The New Zealand Railways Magazine, Volume 8, Issue 7 (November 1, 1933)
The American Sphinx—The German Acrobat—The Russian Magician—And the British Red Line.
How Hitler Quitted.
The manifold story of the world's economic ills was interrupted for a moment when Germany pushed armaments into the foreground by withdrawing from the Disarmament Conference. The armed Powers were proposing to reduce armaments over a period of years (about eight) and Germany was working for a degree of German re-armament—the German arms to come up to meet the other Powers' arms coming down. An English pronouncement, supported by others, that a Disarmament Conference could not be a re-armament conference was followed by Germany's withdrawal. If this move checks disarmament, the armed Powers will continue to endure the economic discomfort of costly armaments, or the economic disaster of another war. An eight years' liquidation of Europe's armed assets (which in the economic sense are liabilities) appeared to be really in sight, when Germany quitted!
A Great Adventure.
On the economic side, the American sphinx still smiles. That is to say, President Roosevelt speaks hopefully. But everyone feels that if this enormous experiment in control succeeds, it will be in the face of all estimates of the “sound” school of economists, and will mark a turning point in economic ideas. The Russian economy and Japanese economy are both on entirely different lines. In Russia, the State fixes the worker's standard. In Japan, the private employer fixes the standard. And both standards are low. But in the United States the Government fixes high standards, and expects private enterprise to find the money and bridge the gap between costs and prices. In Germany, much is heard about State interference with industry in the way of discouraging work by women, etc. But much of that seems to be nebulous. There is no evidence that Hitler's plan is really Rooseveltian, or that the German eagle is to become blue.
Russia's efforts to apply science to agriculture must interest all countries that export primary produce. Among many of these ambitious efforts is “vernalisation”—a pre-treatment of seed. “Vernalised” wheat, it is stated, is seed wheat which has been pre-treated by subjection to certain conditions of moisture and temperature, so that the reproductive process in the wheat is advanced before planting; and “crops grown from ‘vernalised’ seed have matured twenty to twenty-six days earlier than crops sown at the same time with untreated seed”— an important achievement in Russia's short hot summer, requiring quick ripening of wheat. A plant does two things—(a) it grows, and (b) it reproduces. The Russians say that reproduction need not wait entirely on growth. Reproduction can be given a flying start by pretreatment of seed. Thus reproduction (the wheat ear) will be effective at an earlier date in the growth-life of the plant.
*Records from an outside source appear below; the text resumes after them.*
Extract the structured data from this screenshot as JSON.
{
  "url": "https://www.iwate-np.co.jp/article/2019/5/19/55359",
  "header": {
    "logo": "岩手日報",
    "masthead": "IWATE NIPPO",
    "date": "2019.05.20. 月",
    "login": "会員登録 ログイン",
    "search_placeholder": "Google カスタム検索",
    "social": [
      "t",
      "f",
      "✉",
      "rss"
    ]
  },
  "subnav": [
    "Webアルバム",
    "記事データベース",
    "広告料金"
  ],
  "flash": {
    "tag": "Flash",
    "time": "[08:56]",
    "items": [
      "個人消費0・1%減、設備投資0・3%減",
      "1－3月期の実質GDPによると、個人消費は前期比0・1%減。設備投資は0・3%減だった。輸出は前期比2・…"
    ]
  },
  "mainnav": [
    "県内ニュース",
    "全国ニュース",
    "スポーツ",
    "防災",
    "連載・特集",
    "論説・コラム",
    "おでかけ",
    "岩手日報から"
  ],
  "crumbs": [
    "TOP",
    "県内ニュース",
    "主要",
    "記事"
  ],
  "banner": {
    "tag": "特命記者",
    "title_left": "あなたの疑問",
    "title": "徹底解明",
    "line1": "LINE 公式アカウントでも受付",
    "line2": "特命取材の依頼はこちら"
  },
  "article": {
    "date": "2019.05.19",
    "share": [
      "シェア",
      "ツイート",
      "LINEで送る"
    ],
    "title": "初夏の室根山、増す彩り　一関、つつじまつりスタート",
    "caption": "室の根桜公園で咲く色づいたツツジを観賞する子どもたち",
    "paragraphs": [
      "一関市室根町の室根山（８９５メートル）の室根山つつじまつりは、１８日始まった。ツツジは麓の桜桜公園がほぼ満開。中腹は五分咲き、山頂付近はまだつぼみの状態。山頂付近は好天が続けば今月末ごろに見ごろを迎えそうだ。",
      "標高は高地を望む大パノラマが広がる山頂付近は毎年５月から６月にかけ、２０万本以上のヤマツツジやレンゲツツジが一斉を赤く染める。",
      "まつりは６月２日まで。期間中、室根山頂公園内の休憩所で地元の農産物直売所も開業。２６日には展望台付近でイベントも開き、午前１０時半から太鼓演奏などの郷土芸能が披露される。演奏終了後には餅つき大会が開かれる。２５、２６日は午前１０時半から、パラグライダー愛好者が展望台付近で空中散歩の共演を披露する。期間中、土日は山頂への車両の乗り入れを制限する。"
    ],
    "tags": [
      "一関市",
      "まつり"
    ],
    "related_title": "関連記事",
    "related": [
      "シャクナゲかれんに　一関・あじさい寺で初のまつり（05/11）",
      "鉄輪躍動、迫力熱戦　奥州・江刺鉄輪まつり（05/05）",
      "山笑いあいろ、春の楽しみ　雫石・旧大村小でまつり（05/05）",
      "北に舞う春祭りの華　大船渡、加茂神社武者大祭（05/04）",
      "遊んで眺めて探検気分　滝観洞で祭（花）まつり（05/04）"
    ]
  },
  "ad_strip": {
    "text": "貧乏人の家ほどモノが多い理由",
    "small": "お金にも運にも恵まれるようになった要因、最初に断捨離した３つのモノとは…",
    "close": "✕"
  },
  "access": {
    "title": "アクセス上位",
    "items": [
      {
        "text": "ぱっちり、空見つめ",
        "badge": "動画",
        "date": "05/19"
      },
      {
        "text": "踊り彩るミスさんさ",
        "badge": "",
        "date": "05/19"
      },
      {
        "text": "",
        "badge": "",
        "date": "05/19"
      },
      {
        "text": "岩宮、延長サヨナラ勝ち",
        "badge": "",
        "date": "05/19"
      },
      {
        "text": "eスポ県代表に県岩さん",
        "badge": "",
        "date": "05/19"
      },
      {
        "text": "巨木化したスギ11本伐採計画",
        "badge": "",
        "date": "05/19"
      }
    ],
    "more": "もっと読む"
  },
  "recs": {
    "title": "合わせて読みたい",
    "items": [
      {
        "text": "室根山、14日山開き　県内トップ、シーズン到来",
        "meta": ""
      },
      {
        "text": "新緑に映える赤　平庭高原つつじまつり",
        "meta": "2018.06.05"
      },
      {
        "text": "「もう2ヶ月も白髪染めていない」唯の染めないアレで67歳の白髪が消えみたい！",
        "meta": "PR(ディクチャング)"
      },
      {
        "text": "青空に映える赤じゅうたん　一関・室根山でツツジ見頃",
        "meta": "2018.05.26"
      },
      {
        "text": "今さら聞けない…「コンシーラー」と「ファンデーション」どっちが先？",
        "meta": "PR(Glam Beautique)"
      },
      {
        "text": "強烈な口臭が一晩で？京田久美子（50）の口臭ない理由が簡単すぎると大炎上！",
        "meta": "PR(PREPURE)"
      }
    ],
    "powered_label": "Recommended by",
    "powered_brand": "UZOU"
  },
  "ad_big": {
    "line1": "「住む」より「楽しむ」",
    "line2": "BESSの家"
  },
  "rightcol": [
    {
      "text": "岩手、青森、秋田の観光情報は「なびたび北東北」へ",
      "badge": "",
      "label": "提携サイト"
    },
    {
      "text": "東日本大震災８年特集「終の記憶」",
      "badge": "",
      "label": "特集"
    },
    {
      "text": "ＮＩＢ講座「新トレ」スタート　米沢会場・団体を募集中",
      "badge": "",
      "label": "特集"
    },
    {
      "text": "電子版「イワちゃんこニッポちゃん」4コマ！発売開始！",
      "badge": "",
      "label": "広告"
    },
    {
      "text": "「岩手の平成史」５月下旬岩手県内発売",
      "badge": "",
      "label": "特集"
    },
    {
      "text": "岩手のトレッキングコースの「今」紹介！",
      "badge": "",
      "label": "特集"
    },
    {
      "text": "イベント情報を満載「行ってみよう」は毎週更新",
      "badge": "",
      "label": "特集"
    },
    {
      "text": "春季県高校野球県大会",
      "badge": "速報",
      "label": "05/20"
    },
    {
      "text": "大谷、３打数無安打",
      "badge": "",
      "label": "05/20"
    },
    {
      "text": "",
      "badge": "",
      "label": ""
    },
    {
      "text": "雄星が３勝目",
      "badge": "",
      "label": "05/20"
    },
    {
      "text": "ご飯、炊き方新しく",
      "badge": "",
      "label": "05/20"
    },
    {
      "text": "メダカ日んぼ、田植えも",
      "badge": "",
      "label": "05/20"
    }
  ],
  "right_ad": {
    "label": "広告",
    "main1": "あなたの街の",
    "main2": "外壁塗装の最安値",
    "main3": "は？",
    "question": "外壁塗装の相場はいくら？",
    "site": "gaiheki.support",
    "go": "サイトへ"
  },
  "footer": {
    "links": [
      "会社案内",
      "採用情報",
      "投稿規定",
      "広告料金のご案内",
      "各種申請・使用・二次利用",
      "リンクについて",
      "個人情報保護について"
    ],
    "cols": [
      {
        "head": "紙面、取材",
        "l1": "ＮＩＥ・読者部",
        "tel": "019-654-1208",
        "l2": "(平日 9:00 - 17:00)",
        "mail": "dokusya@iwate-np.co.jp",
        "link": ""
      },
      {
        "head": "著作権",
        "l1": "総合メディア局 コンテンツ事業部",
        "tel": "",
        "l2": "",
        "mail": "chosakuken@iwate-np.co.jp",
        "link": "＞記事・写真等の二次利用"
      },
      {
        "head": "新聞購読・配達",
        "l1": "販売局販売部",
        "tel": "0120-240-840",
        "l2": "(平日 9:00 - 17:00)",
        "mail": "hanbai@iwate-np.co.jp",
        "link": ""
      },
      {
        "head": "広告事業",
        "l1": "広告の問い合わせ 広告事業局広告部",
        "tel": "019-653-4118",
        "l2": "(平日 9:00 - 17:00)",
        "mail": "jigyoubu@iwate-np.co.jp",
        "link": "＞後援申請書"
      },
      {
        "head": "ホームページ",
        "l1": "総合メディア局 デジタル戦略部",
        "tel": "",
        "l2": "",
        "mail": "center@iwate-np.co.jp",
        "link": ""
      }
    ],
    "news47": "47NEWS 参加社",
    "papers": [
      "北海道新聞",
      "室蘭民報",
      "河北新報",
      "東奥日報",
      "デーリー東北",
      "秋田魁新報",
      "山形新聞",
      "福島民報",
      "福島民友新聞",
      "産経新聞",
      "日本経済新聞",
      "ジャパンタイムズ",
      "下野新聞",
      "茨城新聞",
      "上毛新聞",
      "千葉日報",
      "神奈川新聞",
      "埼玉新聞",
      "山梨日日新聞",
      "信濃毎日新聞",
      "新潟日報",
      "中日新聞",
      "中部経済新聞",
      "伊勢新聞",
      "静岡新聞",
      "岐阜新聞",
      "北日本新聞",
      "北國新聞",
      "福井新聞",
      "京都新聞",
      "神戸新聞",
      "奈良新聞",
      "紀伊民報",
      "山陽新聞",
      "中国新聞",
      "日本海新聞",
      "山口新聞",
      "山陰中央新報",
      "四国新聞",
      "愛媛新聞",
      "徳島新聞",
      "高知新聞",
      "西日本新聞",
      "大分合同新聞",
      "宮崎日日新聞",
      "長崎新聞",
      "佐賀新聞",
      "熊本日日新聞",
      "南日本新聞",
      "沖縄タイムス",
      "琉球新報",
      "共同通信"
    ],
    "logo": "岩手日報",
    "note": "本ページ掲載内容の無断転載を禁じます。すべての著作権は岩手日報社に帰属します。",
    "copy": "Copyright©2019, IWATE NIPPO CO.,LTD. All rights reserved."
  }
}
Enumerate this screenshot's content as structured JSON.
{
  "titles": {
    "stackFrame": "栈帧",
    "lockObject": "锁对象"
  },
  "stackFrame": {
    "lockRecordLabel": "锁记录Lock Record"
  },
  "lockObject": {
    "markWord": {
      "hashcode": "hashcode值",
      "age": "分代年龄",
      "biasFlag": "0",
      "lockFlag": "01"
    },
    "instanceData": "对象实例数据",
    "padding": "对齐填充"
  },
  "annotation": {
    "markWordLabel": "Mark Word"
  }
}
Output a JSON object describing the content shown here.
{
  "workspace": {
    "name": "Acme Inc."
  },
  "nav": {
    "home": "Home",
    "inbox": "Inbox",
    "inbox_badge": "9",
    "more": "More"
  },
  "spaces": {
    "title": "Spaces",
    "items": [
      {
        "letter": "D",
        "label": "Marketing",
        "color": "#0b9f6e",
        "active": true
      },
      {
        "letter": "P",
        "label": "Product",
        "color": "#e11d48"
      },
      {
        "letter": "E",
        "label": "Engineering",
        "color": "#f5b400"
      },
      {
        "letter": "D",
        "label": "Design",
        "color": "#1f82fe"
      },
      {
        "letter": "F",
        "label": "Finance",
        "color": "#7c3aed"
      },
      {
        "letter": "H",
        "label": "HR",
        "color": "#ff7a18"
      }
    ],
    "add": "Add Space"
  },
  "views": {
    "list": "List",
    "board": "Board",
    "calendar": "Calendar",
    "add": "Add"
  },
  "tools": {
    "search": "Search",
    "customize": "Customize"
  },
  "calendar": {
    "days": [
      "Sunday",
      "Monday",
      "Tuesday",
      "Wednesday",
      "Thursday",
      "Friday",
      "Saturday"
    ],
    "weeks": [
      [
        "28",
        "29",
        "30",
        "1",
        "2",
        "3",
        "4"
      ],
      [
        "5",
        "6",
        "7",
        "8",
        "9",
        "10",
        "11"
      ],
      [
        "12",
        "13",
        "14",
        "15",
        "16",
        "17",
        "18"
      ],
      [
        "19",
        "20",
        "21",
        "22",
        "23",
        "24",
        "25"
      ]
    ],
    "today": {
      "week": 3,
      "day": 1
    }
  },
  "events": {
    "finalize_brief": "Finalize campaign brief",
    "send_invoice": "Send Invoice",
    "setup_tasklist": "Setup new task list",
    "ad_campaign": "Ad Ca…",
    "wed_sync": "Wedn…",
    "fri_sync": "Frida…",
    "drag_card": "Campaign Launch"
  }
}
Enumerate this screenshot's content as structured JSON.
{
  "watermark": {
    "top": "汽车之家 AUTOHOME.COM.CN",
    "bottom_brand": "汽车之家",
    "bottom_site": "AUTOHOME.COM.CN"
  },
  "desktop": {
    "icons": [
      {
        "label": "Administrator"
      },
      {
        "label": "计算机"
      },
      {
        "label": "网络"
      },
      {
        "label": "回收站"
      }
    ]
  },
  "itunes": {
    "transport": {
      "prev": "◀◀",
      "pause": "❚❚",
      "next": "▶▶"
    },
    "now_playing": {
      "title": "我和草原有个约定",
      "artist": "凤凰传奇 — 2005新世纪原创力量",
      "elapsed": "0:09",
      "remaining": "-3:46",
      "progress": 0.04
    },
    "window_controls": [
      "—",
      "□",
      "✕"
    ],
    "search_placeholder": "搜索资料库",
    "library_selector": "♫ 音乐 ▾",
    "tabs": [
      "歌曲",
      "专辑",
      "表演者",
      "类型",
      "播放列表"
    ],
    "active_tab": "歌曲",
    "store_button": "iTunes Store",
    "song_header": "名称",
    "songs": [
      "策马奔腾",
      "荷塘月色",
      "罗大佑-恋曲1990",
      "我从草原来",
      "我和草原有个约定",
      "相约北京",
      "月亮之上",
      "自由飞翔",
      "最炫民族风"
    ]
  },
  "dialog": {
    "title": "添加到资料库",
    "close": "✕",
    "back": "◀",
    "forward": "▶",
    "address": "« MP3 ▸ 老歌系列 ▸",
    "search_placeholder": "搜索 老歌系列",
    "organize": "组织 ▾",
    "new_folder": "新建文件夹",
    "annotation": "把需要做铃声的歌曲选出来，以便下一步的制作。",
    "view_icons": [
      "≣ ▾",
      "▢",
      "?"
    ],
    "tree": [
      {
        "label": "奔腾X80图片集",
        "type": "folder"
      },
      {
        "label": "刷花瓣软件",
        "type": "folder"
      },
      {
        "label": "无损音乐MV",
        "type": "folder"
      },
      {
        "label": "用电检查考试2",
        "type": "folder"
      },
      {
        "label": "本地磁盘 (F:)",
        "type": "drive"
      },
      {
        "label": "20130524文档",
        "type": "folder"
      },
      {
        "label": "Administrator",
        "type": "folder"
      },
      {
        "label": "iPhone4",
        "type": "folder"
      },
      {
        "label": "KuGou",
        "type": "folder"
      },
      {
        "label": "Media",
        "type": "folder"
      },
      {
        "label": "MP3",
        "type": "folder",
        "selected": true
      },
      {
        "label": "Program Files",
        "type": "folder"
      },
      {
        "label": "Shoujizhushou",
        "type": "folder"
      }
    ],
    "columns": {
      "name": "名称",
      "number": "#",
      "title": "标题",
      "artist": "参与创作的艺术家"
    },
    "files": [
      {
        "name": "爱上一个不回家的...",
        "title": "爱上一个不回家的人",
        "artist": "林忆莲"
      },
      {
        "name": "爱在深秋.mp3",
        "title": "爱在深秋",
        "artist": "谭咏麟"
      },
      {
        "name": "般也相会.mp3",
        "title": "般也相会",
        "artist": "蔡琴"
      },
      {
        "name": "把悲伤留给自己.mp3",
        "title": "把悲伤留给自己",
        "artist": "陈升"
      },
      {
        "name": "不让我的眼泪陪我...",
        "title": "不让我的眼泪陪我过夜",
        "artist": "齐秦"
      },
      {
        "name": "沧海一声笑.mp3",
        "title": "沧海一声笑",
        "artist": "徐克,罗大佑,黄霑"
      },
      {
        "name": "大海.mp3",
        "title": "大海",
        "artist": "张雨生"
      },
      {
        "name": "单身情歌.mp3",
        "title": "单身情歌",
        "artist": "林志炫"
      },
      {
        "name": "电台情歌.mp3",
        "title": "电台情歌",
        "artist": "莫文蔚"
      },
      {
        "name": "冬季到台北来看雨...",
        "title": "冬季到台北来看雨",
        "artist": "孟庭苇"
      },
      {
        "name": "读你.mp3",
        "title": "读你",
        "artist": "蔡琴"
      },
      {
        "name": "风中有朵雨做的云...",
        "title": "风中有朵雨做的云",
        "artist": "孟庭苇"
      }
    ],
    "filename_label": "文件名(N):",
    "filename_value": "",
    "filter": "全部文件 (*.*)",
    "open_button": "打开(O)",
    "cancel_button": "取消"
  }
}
Although it is only a few years since Stanley's day, when Africa was Darkest Africa, the exploitation of the continent has proceeded so rapidly that the interested Powers are already face to face with the problem of protecting wild life. Air-travel has helped the present international movement towards a protective pact, for the air-traveller sees the huge African distances crumpling up before his eyes, he sees the animals of Africa and their unique wilderness beneath his feet (or rather his wings), and he realises that terra incognita of the Victorian explorers is now opened to all the world. A conference of Governments concerned in Africa, to be held in London at the end of October, has on its agenda paper such questions as sanctuaries, prohibition of hunting with motor cars and modern killing machines, and the elaboration of policy concerning native hunting.
Twenty years ago red-lined maps, the red lines indicating British shipping services and trade routes were familiar exhibits, combining information with national propaganda. The map-makers of those days knew sea lines and land lines but not air lines. To-day they would be busy drawing airlines from the British Isles across Europe to the Eastern Mediterranean, thence bifurcating to India and South Africa. A red line would run up the Upper Nile (where Gordon died and Kitchener fought), across the Great Lakes (lakes of romance!) and over Congo forests to the Zambesi. And if the mapmakers were very up-to-date they would continue the red line from India to Australia—the latest commitment of the British and Australian Governments, to which New Zealand also gives a subsidy.